An Election Year Without An Election

Invalid Image ID

rubicon2Legislative Elections are meant to take place later this year, replacing the National Assembly chosen in 2010 with a new cohort. These elections should, by any reckoning, be the central political event of the year. There’s just one rub: they probably won’t happen.

I’m out on a limb here. By indefinitely postponing a vote, Maduro would be breaking a taboo Chávez never had reason to break, and that will have unpredictable consequences for the government’s stability. Maduro may very well not survive it. But I still think it’s his best option because, on current polling trends, holding the election would surely break his hold on power.

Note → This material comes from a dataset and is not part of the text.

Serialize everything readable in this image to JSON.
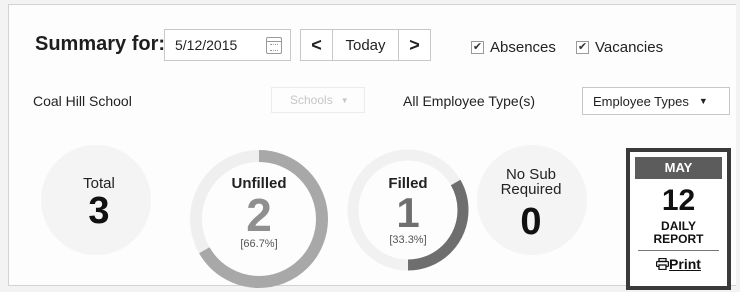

Back in 2010, CaracasChron worked out a little Legislative Election Forecasting Tool aimed at predicting the impact of a given popular vote distribution at the national level on the distribution of actual A.N. seats. The tool showed the ways the system was rigged to benefit PSUV: in effect, the opposition would need to win 54% or more of the National Popular Vote to overcome the gerrymandered map and win a 50%+1 majority on the A.N.

(In the event, the tool did quite well at predicting the outcome of the election: with 49.6% of the head-to-head vote against PSUV, the tool predicted MUD would win 66 seats in the 165 seat National Assembly. They got 65.)

What the forecasting tool really showed, though, is that Venezuela’s idiosyncratic part-first-past-the-post/part-proportional-but-not-really AN voting rules tend to build up big, disproportionate supermajorities if the election isn’t close. For example, even using the 2010 district boundaries, if the opposition had achieved 60% of the vote it stood to win 72% of the seats in the A.N.

Now, we haven’t reworked the legislative election tool for 2015 yet, but that basic feature is unlikely to change. Venezuela’s voting system is proportional in name only. The system skews pro-PSUV, but only in a close-ish election: otherwise, it just rewards the winner big-time.  And that’s a two-edged sword.

I haven’t seen any Generic Ballot Question polling out of Caracas this cycle yet, but with the way Maduro’s popularity numbers look right now, it seems reasonable to expect that the government would lose the national popular vote by a wide margin.

58-42? 60-40? 62-38? These aren’t fanciful scenarios: we’re going into a midterm election in the middle of a brutal economic contraction with widespread shortages and triple-digit food inflation against a government led by a man even chavistas generally loathe. These are not the makings of a close election.

Now, if PSUV really is in that range – 38-42% range of the vote in the head-to-head matchup vs. MUD – then the government probably won’t get more than 55 of the 165 seats, and might get as few as 35.

For chavismo, that would be a catastrophe of regime-ending proportions, not just because it would surely trigger a recall referendum that Maduro would be poised to lose but because it would shatter PSUV’s carefully constructed aura of invincibility.

I don’t think Maduro has the political or organizational chops to flip an electoral Armageddon on this scale into a win via fraud: he’s just too far behind. Intimidation and vote rigging can tip the balance in a close election in Venezuela, but it’s just not possible when you’re trailing by 18 or 20 points. You need too many people too well-organized in too many places, and the feat of organization required is just more than PSUV can muster at a time when just 1-in-4 self-identified PSUV supporters even want to see Maduro re-elected.

Finding some pretext to cancel elections would be a risky move, for sure. But not as risky as going to elections and ending up with, say, 48 escaños. The former makes the regime highly vulnerable, the latter surely ends it. If I was Maduro, I know what I’d do.